## Assigned task
Would you write out all the records again, exactly?

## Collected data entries
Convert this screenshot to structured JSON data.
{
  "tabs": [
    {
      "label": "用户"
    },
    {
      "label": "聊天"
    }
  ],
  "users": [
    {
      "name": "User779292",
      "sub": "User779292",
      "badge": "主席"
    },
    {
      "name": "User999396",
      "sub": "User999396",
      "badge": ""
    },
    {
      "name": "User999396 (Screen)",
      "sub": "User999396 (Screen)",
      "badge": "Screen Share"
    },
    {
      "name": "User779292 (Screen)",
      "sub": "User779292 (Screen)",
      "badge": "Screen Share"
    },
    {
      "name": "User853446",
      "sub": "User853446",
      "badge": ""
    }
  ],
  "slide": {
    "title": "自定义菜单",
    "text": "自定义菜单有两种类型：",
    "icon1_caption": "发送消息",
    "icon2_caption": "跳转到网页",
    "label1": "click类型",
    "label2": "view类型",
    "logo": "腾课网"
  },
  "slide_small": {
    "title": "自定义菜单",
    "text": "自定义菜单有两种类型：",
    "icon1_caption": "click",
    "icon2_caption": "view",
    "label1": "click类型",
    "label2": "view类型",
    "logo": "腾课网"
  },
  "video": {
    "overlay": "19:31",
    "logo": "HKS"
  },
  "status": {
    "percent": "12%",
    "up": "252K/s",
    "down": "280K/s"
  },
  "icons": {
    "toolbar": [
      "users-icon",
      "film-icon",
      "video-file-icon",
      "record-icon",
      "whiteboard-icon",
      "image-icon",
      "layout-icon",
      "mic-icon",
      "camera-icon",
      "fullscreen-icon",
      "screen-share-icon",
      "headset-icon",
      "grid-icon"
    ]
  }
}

## Your response
Convert this screenshot to structured JSON data.
{
  "tabs": [
    {
      "label": "用户"
    },
    {
      "label": "聊天"
    }
  ],
  "users": [
    {
      "name": "User779292",
      "sub": "User779292",
      "badge": "主席"
    },
    {
      "name": "User999396",
      "sub": "User999396",
      "badge": ""
    },
    {
      "name": "User999396 (Screen)",
      "sub": "User999396 (Screen)",
      "badge": "Screen Share"
    },
    {
      "name": "User779292 (Screen)",
      "sub": "User779292 (Screen)",
      "badge": "Screen Share"
    },
    {
      "name": "User853446",
      "sub": "User853446",
      "badge": ""
    }
  ],
  "slide": {
    "title": "自定义菜单",
    "text": "自定义菜单有两种类型：",
    "icon1_caption": "发送消息",
    "icon2_caption": "跳转到网页",
    "label1": "click类型",
    "label2": "view类型",
    "logo": "腾课网"
  },
  "slide_small": {
    "title": "自定义菜单",
    "text": "自定义菜单有两种类型：",
    "icon1_caption": "click",
    "icon2_caption": "view",
    "label1": "click类型",
    "label2": "view类型",
    "logo": "腾课网"
  },
  "video": {
    "overlay": "19:31",
    "logo": "HKS"
  },
  "status": {
    "percent": "12%",
    "up": "252K/s",
    "down": "280K/s"
  },
  "icons": {
    "toolbar": [
      "users-icon",
      "film-icon",
      "video-file-icon",
      "record-icon",
      "whiteboard-icon",
      "image-icon",
      "layout-icon",
      "mic-icon",
      "camera-icon",
      "fullscreen-icon",
      "screen-share-icon",
      "headset-icon",
      "grid-icon"
    ]
  }
}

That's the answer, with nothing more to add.